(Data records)
┄┄┄┄┄┄┄┄┄┄

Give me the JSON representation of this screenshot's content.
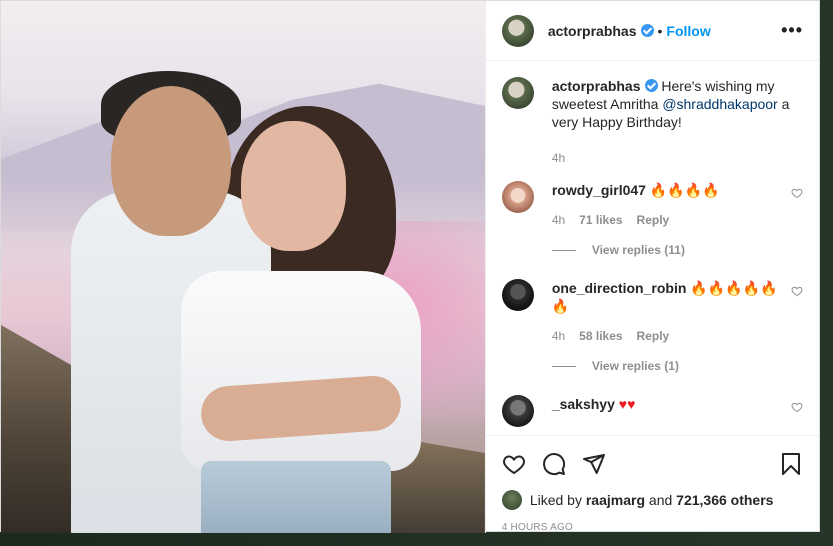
{
  "post": {
    "author": "actorprabhas",
    "follow_label": "Follow",
    "separator": "•",
    "more_label": "•••"
  },
  "caption": {
    "user": "actorprabhas",
    "text_before": "Here's wishing my sweetest Amritha ",
    "mention": "@shraddhakapoor",
    "text_after": " a very Happy Birthday!",
    "time": "4h"
  },
  "comments": [
    {
      "user": "rowdy_girl047",
      "text": "🔥🔥🔥🔥",
      "time": "4h",
      "likes": "71 likes",
      "reply_label": "Reply",
      "view_replies": "View replies (11)"
    },
    {
      "user": "one_direction_robin",
      "text": "🔥🔥🔥🔥🔥🔥",
      "time": "4h",
      "likes": "58 likes",
      "reply_label": "Reply",
      "view_replies": "View replies (1)"
    },
    {
      "user": "_sakshyy",
      "text": "♥♥"
    }
  ],
  "likes": {
    "prefix": "Liked by",
    "user": "raajmarg",
    "conjunction": "and",
    "others": "721,366 others"
  },
  "timestamp": "4 HOURS AGO",
  "colors": {
    "accent": "#0095f6",
    "verified": "#3897f0",
    "fire": "#e8590c",
    "heart": "#ed1c24"
  }
}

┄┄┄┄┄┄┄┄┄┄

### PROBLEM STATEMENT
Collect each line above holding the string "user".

### ANSWER BOX
    "user": "actorprabhas",
      "user": "rowdy_girl047",
      "user": "one_direction_robin",
      "user": "_sakshyy",
    "user": "raajmarg",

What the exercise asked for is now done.